My November column in Mechanical Engineering magazine.
Such a pill—at least for some of the deadliest of illnesses—is not yet available, but many in the biomedical field are working hand-in-hand with engineers to turn this science fiction notion into reality. And they’re getting closer. When they get there, nanotechnology will have achieved its ultimate promise.
Until then, the chapters in the story of nanotechnology are still being written. In this month’s cover story, “Nanotech Unbound,” we see some of the progress—which is by no means trivial.
“Over the last decade, everybody was asking, ‘Where is it?’” Steve Waite, a former Wall Street nanotechnology analyst told associate editor Alan Brown. “We’re just at the stage now where [nanotechnology is] going to start seeping into everything.”

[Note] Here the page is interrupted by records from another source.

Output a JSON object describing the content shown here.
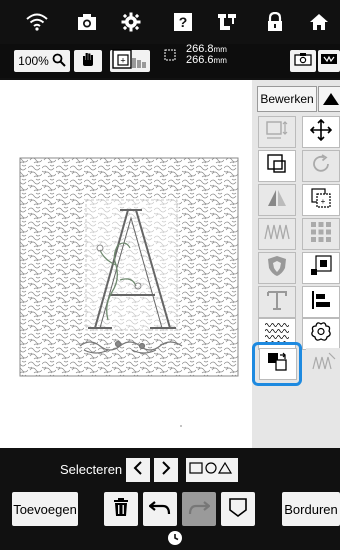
{
  "topbar": {
    "icons": [
      "wifi-icon",
      "camera-icon",
      "gear-icon",
      "help-icon",
      "machine-icon",
      "lock-icon",
      "home-icon"
    ]
  },
  "toolbar": {
    "zoom_label": "100%",
    "width_value": "266.8",
    "height_value": "266.6",
    "unit": "mm"
  },
  "panel": {
    "tab_label": "Bewerken"
  },
  "bottom": {
    "select_label": "Selecteren",
    "add_label": "Toevoegen",
    "embroider_label": "Borduren"
  }
}
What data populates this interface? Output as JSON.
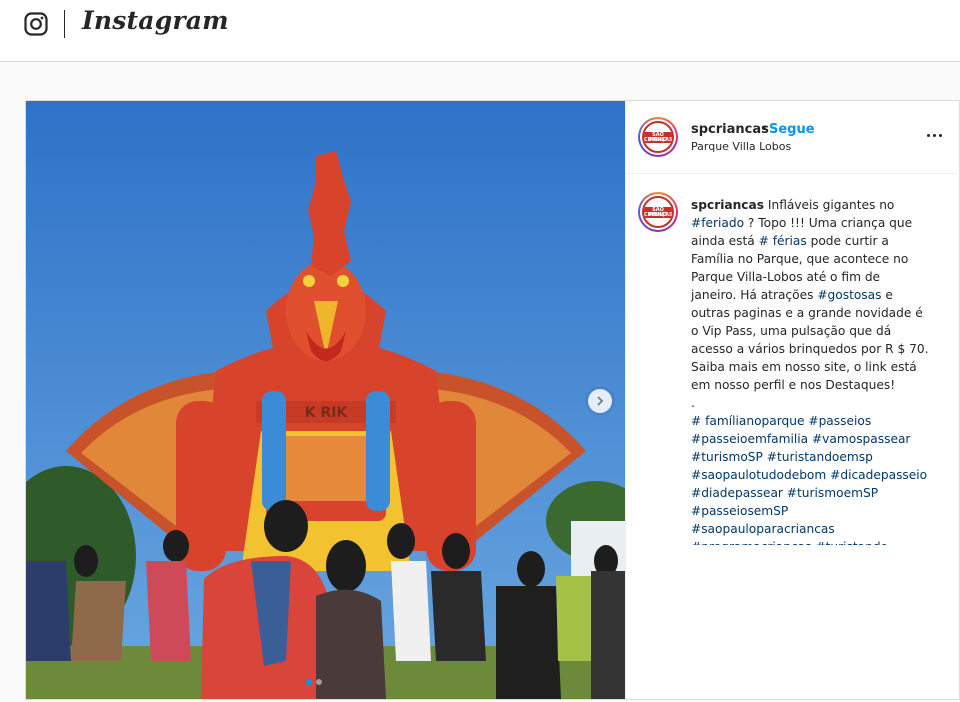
{
  "app": {
    "name": "Instagram"
  },
  "icons": {
    "logo": "instagram-camera-icon",
    "next": "chevron-right-icon",
    "more": "more-options-icon"
  },
  "colors": {
    "link": "#0095f6",
    "hashtag": "#00376b",
    "text": "#262626",
    "border": "#dbdbdb"
  },
  "post": {
    "username": "spcriancas",
    "separator": "•",
    "follow_label": "Segue",
    "location": "Parque Villa Lobos",
    "avatar_text_top": "SÃO PAULO",
    "avatar_text_bottom": "CRIANÇAS",
    "image_description": "inflatable rooster bounce house in a park with children and adults",
    "inflatable_text": "K RIK",
    "carousel": {
      "current": 1,
      "total": 2
    },
    "caption_lines": [
      [
        {
          "t": "spcriancas",
          "k": "user"
        },
        {
          "t": " Infláveis gigantes no",
          "k": "text"
        }
      ],
      [
        {
          "t": "#feriado",
          "k": "tag"
        },
        {
          "t": " ? Topo !!! Uma criança que",
          "k": "text"
        }
      ],
      [
        {
          "t": "ainda está ",
          "k": "text"
        },
        {
          "t": "# férias",
          "k": "tag"
        },
        {
          "t": " pode curtir a",
          "k": "text"
        }
      ],
      [
        {
          "t": "Família no Parque, que acontece no",
          "k": "text"
        }
      ],
      [
        {
          "t": "Parque Villa-Lobos até o fim de",
          "k": "text"
        }
      ],
      [
        {
          "t": "janeiro. Há atrações ",
          "k": "text"
        },
        {
          "t": "#gostosas",
          "k": "tag"
        },
        {
          "t": " e",
          "k": "text"
        }
      ],
      [
        {
          "t": "outras paginas e a grande novidade é",
          "k": "text"
        }
      ],
      [
        {
          "t": "o Vip Pass, uma pulsação que dá",
          "k": "text"
        }
      ],
      [
        {
          "t": "acesso a vários brinquedos por R $ 70.",
          "k": "text"
        }
      ],
      [
        {
          "t": "Saiba mais em nosso site, o link está",
          "k": "text"
        }
      ],
      [
        {
          "t": "em nosso perfil e nos Destaques!",
          "k": "text"
        }
      ],
      [
        {
          "t": ".",
          "k": "text"
        }
      ],
      [
        {
          "t": "# famílianoparque",
          "k": "tag"
        },
        {
          "t": " ",
          "k": "text"
        },
        {
          "t": "#passeios",
          "k": "tag"
        }
      ],
      [
        {
          "t": "#passeioemfamilia",
          "k": "tag"
        },
        {
          "t": " ",
          "k": "text"
        },
        {
          "t": "#vamospassear",
          "k": "tag"
        }
      ],
      [
        {
          "t": "#turismoSP",
          "k": "tag"
        },
        {
          "t": " ",
          "k": "text"
        },
        {
          "t": "#turistandoemsp",
          "k": "tag"
        }
      ],
      [
        {
          "t": "#saopaulotudodebom",
          "k": "tag"
        },
        {
          "t": " ",
          "k": "text"
        },
        {
          "t": "#dicadepasseio",
          "k": "tag"
        }
      ],
      [
        {
          "t": "#diadepassear",
          "k": "tag"
        },
        {
          "t": " ",
          "k": "text"
        },
        {
          "t": "#turismoemSP",
          "k": "tag"
        }
      ],
      [
        {
          "t": "#passeiosemSP",
          "k": "tag"
        }
      ],
      [
        {
          "t": "#saopauloparacriancas",
          "k": "tag"
        }
      ],
      [
        {
          "t": "#programacriancas",
          "k": "tag"
        },
        {
          "t": " ",
          "k": "text"
        },
        {
          "t": "#turistando",
          "k": "tag"
        }
      ]
    ]
  }
}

If our story is the first you hear of the progress being made, blame the engineers. They and their colleagues working on nanotech are the unsung heroes who work without much fanfare and without many headlines making progress in the labs.
But that should come as little surprise. Engineers are typically not ones to pat themselves on the back when they achieve a milestone. This month, we’re taking the liberty of doing that for them.
We’re proud to praise some of the engineers who are being recognized by ASME for having made great strides in the profession. Formally, their awards will be celebrated this month during the ASME 2012 International Mechanical Engineering Congress and Exposition in Houston. These awards recipients are not the only ones who have achieved success in their profession, but it is they whose work has come to light.
Among the recipients this year, are eleven whose work deserves special recognition. They are: Jan D. Achenbach, currently Distinguished McCormick School Professor Emeritus in Service, who founded the Center for Quality Engineering and Failure Prevention at Northwestern University; Yildiz Bayazitoglu for outstanding contributions in transforming fundamental research to engineering applications such as photo-thermal cancer therapy, space waste-heat recovery, and nano-composite materials processing; Zdeněk P. Bažant for his seminal work on solid mechanics and structures; Jane H. Davidson for shaping solar energy research and policies at the national and international level; Vijay K. Dhir for his leadership at UCLA engineering, which has become a hub for interdisciplinary research and education; Goshi Hosono for tackling the Tokyo Electric Power Co.’s Fukushima-Daiichi Nuclear Power Station accident since its outset in March 2011, initially as special advisor to Prime Minister Naoto Kan, and then by rapidly increasing personal involvement and political appointments; Yogesh Jaluria for his work on flows, including those related to environmental phenomena and building fires; Mohinder L. Nayyar for his role as a globally recognized specialist in the areas of piping, valves, materials, and codes and standards; Anita Rebarachak for continuous dedication and service to ASME and remarkable technical and professional achievements and for mentoring students and early career engineers; Edith Stern for developing novel applications of new technologies, which have yielded 110 U.S. patents; Subra Suresh for his work as the director of the National Science Foundation, a $7 billion federal agency.
As we continue to strive for the Fountain of Youth in our medicine cabinet, there are those whose life’s work it is to improve our world so that we can live long, stay healthy, and be happy.